  • Improve patient and provider satisfaction.

“In the past, each physician had one medical assistant who simply roomed the patient and took vitals,” he explained. “All the chart work was done by the physician, often at home in the evenings, adding several hours of work to their day and extra time to the entire process. Now, physicians go home at the end of the day with all their charts closed.”

The TeamCare model helps the Cleveland Clinic improve its Patient Experience ratings in a number of measured metrics, including:

  • 22.8 percent improvement in wait time at clinic.
  • 10.7 percent improvement in wait time in exam room to see provider.
  • 8.9 percent improvement in the time the provider spent with the patient.

While the Value-Based Care Team may be a concept borne of the new world of health care, the Cleveland Clinic has a rich history of improving patient outcomes. In 2000, the Clinic became the first hospital in the U.S. to publish its outcome measures and now publishes outcome books for every department, comparing itself to the best available benchmarks.

The Cleveland Clinic further changed the way it delivers care by developing Institutes to house medical and surgical specialties, working under one Institute leader and one budget. In some Institutes, inpatient and outpatient care are co-located, and Institute leadership is charged with defining what diseases and conditions each Institute cares for, developing a set of shared outcome measures for which the team is jointly accountable. Leaders also identify the skills that need to be brought together to care for patients with the sets of conditions the team treats.

Institutes are given autonomy to pursue different implementation approaches and are expected to share insights with others. For example, the Neurological Institute created a website so that others at the Clinic could learn how it was developing performance measures and decide whether to use a similar approach.

In the case of a primary care pilot program, Value-Based Care relies on a team approach that leads to a higher-efficiency practice style. Responsibilities are shared among two medical assistants and the physician, with each individual functioning to the highest level of their scope.

For each patient visit, a medical assistant brings the patient to a treatment room and obtains vitals and additional medical history information, which they immediately enter into the patient’s electronic medical record. The medical assistant remains in the room during the examination, acting as a real-time transcriber for the doctor’s notes and orders, which are also sent immediately to the physician’s inbox for verification and signature so the assistant can schedule any follow-up tests or procedures before the appointment is complete. At the same time, the physician’s second medical assistant is getting the doctor’s next patient set up in another treatment room.

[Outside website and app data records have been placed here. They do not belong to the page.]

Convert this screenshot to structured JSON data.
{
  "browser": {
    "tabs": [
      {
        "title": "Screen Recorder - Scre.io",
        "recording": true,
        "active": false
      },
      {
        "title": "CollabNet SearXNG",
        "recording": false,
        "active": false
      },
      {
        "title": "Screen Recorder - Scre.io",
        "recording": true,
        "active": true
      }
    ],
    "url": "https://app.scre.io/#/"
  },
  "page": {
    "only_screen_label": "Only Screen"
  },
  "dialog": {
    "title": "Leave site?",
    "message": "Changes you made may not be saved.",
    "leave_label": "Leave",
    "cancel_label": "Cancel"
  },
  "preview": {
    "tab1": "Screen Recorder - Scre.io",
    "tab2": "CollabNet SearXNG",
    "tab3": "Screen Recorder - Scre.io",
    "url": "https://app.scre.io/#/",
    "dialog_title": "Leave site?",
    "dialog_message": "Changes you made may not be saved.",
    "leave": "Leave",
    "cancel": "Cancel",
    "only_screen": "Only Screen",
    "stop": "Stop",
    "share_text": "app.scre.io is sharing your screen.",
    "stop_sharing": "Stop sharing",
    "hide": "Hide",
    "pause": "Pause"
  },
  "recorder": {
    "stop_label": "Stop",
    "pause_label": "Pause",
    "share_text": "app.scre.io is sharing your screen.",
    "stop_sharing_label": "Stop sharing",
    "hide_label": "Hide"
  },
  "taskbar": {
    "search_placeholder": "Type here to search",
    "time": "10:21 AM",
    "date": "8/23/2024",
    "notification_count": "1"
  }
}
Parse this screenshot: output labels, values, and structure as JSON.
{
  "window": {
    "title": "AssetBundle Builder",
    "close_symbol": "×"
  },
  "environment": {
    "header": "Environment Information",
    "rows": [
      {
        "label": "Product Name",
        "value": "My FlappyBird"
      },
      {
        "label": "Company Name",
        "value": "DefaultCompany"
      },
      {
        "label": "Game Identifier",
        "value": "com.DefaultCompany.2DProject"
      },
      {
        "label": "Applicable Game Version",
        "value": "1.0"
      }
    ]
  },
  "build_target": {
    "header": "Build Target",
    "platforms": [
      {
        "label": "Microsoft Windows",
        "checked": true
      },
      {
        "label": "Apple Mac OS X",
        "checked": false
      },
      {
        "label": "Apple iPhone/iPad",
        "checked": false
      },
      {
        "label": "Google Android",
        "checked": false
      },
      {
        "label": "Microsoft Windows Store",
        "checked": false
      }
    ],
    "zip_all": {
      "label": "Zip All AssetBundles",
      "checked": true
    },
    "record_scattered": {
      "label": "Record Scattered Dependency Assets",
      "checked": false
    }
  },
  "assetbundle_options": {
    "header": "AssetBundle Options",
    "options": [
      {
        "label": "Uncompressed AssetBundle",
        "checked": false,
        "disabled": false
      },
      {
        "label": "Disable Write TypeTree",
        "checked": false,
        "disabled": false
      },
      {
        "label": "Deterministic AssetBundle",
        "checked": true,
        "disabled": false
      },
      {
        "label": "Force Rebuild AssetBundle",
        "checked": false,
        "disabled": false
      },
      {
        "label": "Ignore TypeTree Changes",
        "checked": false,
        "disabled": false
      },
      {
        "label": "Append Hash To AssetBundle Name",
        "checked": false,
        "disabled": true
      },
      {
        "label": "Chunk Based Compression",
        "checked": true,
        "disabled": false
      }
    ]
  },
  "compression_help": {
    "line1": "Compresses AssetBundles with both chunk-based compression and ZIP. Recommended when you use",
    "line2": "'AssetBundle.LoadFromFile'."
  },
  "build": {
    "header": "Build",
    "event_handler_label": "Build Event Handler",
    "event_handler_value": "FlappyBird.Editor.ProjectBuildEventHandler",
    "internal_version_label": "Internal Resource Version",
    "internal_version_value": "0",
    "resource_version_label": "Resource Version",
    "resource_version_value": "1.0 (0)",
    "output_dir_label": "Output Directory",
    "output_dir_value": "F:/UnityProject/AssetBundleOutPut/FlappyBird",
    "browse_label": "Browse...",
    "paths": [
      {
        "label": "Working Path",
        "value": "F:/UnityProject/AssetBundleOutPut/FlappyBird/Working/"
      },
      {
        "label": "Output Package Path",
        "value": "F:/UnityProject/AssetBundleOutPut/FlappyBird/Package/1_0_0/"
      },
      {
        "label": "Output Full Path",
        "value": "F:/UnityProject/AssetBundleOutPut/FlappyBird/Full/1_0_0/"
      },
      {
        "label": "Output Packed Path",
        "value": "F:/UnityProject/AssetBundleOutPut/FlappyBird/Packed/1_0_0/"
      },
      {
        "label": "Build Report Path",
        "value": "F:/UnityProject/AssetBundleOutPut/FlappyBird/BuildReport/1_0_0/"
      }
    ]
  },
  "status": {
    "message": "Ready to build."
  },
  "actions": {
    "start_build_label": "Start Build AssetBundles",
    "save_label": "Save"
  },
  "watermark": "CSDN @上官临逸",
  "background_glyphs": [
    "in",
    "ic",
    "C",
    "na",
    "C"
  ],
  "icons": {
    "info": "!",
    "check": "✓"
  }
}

Value-Based Care also helps the Clinic reduce costs. In fact, in just under a year, the direct cost per patient encounter dropped by 7.5 percent while the number of patient encounters per day increased by 16.4 percent.

The hospital lowers costs in other ways as well, such as avoiding 12,082 lab tests in 2011 and 2012 for a savings of $1.2 million and lowering the cost of lung transplant surgery by 11 percent. Cleveland Clinic also is getting patients into treatment faster, with the total number of same-day visits increasing by 14 percent and the average emergency room door-to-doctor time reduced to 17 minutes.

These strides are helping Cleveland Clinic reach the Top 20 of the University HealthSystem Consortium’s (UHC) quality index, earning UHC’s Rising Star award by improving inpatient centeredness, mortality, equity, efficiency, effectiveness and safety.

The Cleveland Clinic model is a good example of how health systems can develop evidence-based models to generate higher quality care at a lower cost. What are other hospitals and health systems doing to redesign care delivery paths? Let us know what’s working.

Categories: Cost-Savings